╭─ DATA LISTING
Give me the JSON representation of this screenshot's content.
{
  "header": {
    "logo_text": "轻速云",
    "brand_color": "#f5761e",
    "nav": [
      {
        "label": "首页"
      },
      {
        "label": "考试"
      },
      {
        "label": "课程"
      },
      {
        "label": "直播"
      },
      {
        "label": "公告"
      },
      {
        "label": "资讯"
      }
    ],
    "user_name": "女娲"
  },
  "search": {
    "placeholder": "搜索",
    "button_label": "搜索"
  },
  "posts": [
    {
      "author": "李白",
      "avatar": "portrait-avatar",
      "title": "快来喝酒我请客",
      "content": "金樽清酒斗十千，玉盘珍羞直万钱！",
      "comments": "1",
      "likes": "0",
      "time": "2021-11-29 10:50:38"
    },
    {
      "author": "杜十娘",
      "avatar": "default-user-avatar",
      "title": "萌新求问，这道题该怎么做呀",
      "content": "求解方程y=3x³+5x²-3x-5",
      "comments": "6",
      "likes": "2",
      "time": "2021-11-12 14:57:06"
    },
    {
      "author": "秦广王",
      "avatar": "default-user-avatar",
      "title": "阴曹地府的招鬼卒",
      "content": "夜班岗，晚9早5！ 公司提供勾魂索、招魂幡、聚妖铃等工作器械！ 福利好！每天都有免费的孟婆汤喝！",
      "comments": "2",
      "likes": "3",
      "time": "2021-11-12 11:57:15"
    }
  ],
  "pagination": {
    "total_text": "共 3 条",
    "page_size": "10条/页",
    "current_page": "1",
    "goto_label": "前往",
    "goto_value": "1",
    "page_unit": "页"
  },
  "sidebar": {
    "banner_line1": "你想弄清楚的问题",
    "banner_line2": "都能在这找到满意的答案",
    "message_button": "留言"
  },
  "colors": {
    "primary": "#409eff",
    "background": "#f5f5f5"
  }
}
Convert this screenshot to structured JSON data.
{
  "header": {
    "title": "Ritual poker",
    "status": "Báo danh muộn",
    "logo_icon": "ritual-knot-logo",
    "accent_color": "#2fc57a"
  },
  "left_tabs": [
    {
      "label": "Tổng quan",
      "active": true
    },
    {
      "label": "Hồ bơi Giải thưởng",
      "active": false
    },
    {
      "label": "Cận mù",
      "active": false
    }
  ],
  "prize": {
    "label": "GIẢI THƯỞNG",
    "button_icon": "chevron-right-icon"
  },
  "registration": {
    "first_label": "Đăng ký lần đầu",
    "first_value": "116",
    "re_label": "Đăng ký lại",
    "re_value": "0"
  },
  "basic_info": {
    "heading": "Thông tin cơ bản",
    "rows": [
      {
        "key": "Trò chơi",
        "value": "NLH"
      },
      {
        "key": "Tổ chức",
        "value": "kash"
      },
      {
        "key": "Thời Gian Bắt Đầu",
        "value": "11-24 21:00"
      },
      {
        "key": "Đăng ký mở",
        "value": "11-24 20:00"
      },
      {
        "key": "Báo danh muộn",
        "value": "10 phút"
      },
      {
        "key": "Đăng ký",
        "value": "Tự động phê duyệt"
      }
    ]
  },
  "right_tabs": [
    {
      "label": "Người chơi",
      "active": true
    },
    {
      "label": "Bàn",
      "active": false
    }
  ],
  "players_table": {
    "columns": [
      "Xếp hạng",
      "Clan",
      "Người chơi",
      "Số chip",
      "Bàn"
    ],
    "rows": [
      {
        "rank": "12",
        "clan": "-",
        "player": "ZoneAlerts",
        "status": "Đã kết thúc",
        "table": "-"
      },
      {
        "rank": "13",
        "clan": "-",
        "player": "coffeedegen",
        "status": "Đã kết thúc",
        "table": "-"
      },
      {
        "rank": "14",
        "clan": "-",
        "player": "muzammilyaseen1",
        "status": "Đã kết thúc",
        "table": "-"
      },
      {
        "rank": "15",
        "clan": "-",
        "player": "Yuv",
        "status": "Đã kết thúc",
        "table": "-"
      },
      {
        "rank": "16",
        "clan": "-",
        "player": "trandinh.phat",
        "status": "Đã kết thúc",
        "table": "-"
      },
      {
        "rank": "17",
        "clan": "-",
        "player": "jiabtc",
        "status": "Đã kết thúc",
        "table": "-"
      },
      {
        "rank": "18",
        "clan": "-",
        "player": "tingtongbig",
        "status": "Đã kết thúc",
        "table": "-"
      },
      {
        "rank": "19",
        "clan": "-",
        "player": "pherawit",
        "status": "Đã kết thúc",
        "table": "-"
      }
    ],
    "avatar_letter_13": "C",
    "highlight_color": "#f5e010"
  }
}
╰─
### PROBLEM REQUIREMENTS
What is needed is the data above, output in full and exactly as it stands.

### FINISHED EXERCISE
Give me the JSON representation of this screenshot's content.
{
  "header": {
    "logo_text": "轻速云",
    "brand_color": "#f5761e",
    "nav": [
      {
        "label": "首页"
      },
      {
        "label": "考试"
      },
      {
        "label": "课程"
      },
      {
        "label": "直播"
      },
      {
        "label": "公告"
      },
      {
        "label": "资讯"
      }
    ],
    "user_name": "女娲"
  },
  "search": {
    "placeholder": "搜索",
    "button_label": "搜索"
  },
  "posts": [
    {
      "author": "李白",
      "avatar": "portrait-avatar",
      "title": "快来喝酒我请客",
      "content": "金樽清酒斗十千，玉盘珍羞直万钱！",
      "comments": "1",
      "likes": "0",
      "time": "2021-11-29 10:50:38"
    },
    {
      "author": "杜十娘",
      "avatar": "default-user-avatar",
      "title": "萌新求问，这道题该怎么做呀",
      "content": "求解方程y=3x³+5x²-3x-5",
      "comments": "6",
      "likes": "2",
      "time": "2021-11-12 14:57:06"
    },
    {
      "author": "秦广王",
      "avatar": "default-user-avatar",
      "title": "阴曹地府的招鬼卒",
      "content": "夜班岗，晚9早5！ 公司提供勾魂索、招魂幡、聚妖铃等工作器械！ 福利好！每天都有免费的孟婆汤喝！",
      "comments": "2",
      "likes": "3",
      "time": "2021-11-12 11:57:15"
    }
  ],
  "pagination": {
    "total_text": "共 3 条",
    "page_size": "10条/页",
    "current_page": "1",
    "goto_label": "前往",
    "goto_value": "1",
    "page_unit": "页"
  },
  "sidebar": {
    "banner_line1": "你想弄清楚的问题",
    "banner_line2": "都能在这找到满意的答案",
    "message_button": "留言"
  },
  "colors": {
    "primary": "#409eff",
    "background": "#f5f5f5"
  }
}
Convert this screenshot to structured JSON data.
{
  "header": {
    "title": "Ritual poker",
    "status": "Báo danh muộn",
    "logo_icon": "ritual-knot-logo",
    "accent_color": "#2fc57a"
  },
  "left_tabs": [
    {
      "label": "Tổng quan",
      "active": true
    },
    {
      "label": "Hồ bơi Giải thưởng",
      "active": false
    },
    {
      "label": "Cận mù",
      "active": false
    }
  ],
  "prize": {
    "label": "GIẢI THƯỞNG",
    "button_icon": "chevron-right-icon"
  },
  "registration": {
    "first_label": "Đăng ký lần đầu",
    "first_value": "116",
    "re_label": "Đăng ký lại",
    "re_value": "0"
  },
  "basic_info": {
    "heading": "Thông tin cơ bản",
    "rows": [
      {
        "key": "Trò chơi",
        "value": "NLH"
      },
      {
        "key": "Tổ chức",
        "value": "kash"
      },
      {
        "key": "Thời Gian Bắt Đầu",
        "value": "11-24 21:00"
      },
      {
        "key": "Đăng ký mở",
        "value": "11-24 20:00"
      },
      {
        "key": "Báo danh muộn",
        "value": "10 phút"
      },
      {
        "key": "Đăng ký",
        "value": "Tự động phê duyệt"
      }
    ]
  },
  "right_tabs": [
    {
      "label": "Người chơi",
      "active": true
    },
    {
      "label": "Bàn",
      "active": false
    }
  ],
  "players_table": {
    "columns": [
      "Xếp hạng",
      "Clan",
      "Người chơi",
      "Số chip",
      "Bàn"
    ],
    "rows": [
      {
        "rank": "12",
        "clan": "-",
        "player": "ZoneAlerts",
        "status": "Đã kết thúc",
        "table": "-"
      },
      {
        "rank": "13",
        "clan": "-",
        "player": "coffeedegen",
        "status": "Đã kết thúc",
        "table": "-"
      },
      {
        "rank": "14",
        "clan": "-",
        "player": "muzammilyaseen1",
        "status": "Đã kết thúc",
        "table": "-"
      },
      {
        "rank": "15",
        "clan": "-",
        "player": "Yuv",
        "status": "Đã kết thúc",
        "table": "-"
      },
      {
        "rank": "16",
        "clan": "-",
        "player": "trandinh.phat",
        "status": "Đã kết thúc",
        "table": "-"
      },
      {
        "rank": "17",
        "clan": "-",
        "player": "jiabtc",
        "status": "Đã kết thúc",
        "table": "-"
      },
      {
        "rank": "18",
        "clan": "-",
        "player": "tingtongbig",
        "status": "Đã kết thúc",
        "table": "-"
      },
      {
        "rank": "19",
        "clan": "-",
        "player": "pherawit",
        "status": "Đã kết thúc",
        "table": "-"
      }
    ],
    "avatar_letter_13": "C",
    "highlight_color": "#f5e010"
  }
}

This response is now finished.